All the lines below need to be output exactly, apart from any images.
▬▬▬▬▬▬
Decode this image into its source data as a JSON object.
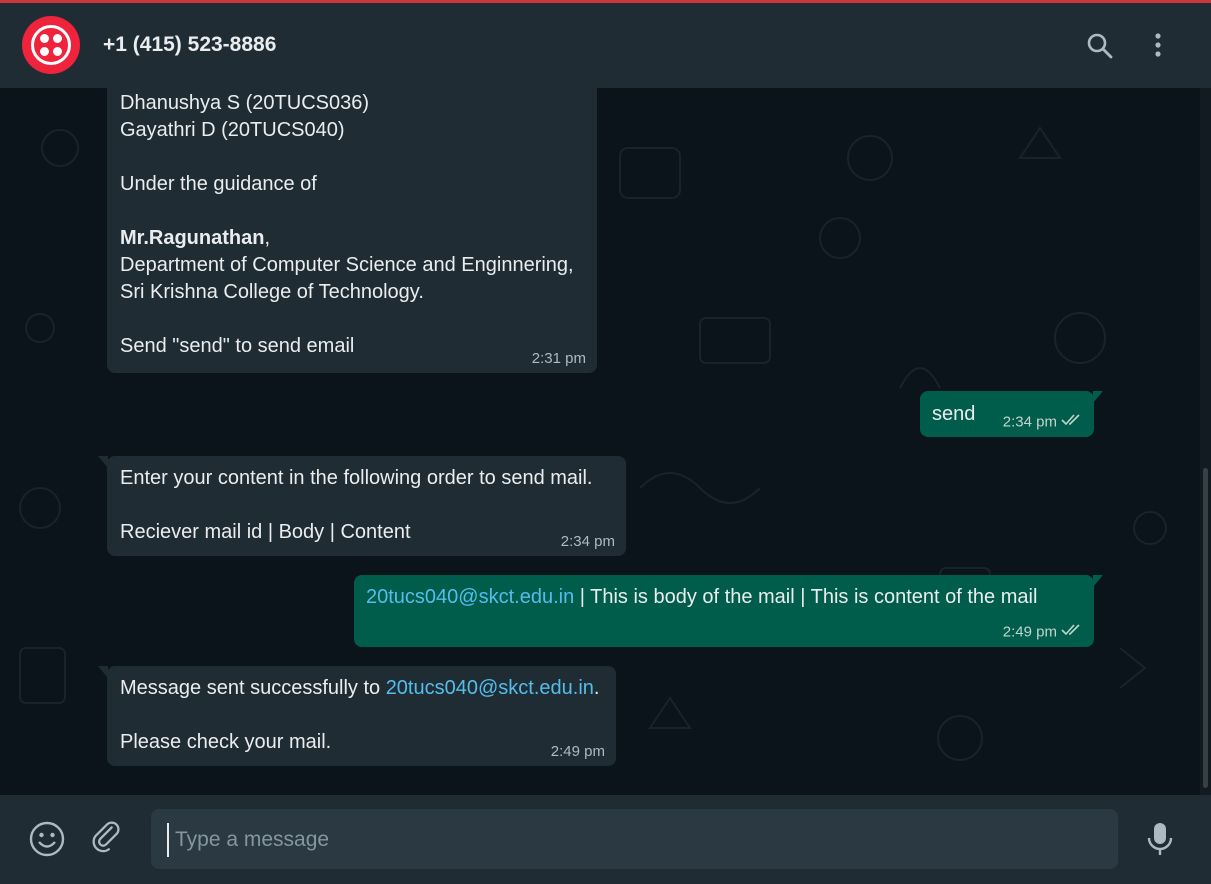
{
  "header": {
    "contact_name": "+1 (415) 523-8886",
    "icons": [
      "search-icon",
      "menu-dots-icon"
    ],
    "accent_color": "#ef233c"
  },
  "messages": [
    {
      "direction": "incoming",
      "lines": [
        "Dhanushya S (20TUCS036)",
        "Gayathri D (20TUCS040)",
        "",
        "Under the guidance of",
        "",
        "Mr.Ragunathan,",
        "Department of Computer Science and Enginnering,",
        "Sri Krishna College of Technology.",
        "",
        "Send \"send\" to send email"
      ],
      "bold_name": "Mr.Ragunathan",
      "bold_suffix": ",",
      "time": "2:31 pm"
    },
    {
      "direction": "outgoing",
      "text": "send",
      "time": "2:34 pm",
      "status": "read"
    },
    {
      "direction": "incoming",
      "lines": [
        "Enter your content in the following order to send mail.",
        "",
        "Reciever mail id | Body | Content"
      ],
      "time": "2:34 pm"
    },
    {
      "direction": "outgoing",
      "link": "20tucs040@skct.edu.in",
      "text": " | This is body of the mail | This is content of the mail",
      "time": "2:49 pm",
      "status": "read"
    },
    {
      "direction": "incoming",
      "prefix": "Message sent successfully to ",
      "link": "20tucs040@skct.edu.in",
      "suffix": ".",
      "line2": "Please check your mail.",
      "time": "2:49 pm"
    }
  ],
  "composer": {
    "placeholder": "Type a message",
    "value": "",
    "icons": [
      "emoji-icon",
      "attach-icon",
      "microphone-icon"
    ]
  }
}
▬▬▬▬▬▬
WRITTEN ANSWER
Decode this image into its source data as a JSON object.
{
  "header": {
    "contact_name": "+1 (415) 523-8886",
    "icons": [
      "search-icon",
      "menu-dots-icon"
    ],
    "accent_color": "#ef233c"
  },
  "messages": [
    {
      "direction": "incoming",
      "lines": [
        "Dhanushya S (20TUCS036)",
        "Gayathri D (20TUCS040)",
        "",
        "Under the guidance of",
        "",
        "Mr.Ragunathan,",
        "Department of Computer Science and Enginnering,",
        "Sri Krishna College of Technology.",
        "",
        "Send \"send\" to send email"
      ],
      "bold_name": "Mr.Ragunathan",
      "bold_suffix": ",",
      "time": "2:31 pm"
    },
    {
      "direction": "outgoing",
      "text": "send",
      "time": "2:34 pm",
      "status": "read"
    },
    {
      "direction": "incoming",
      "lines": [
        "Enter your content in the following order to send mail.",
        "",
        "Reciever mail id | Body | Content"
      ],
      "time": "2:34 pm"
    },
    {
      "direction": "outgoing",
      "link": "20tucs040@skct.edu.in",
      "text": " | This is body of the mail | This is content of the mail",
      "time": "2:49 pm",
      "status": "read"
    },
    {
      "direction": "incoming",
      "prefix": "Message sent successfully to ",
      "link": "20tucs040@skct.edu.in",
      "suffix": ".",
      "line2": "Please check your mail.",
      "time": "2:49 pm"
    }
  ],
  "composer": {
    "placeholder": "Type a message",
    "value": "",
    "icons": [
      "emoji-icon",
      "attach-icon",
      "microphone-icon"
    ]
  }
}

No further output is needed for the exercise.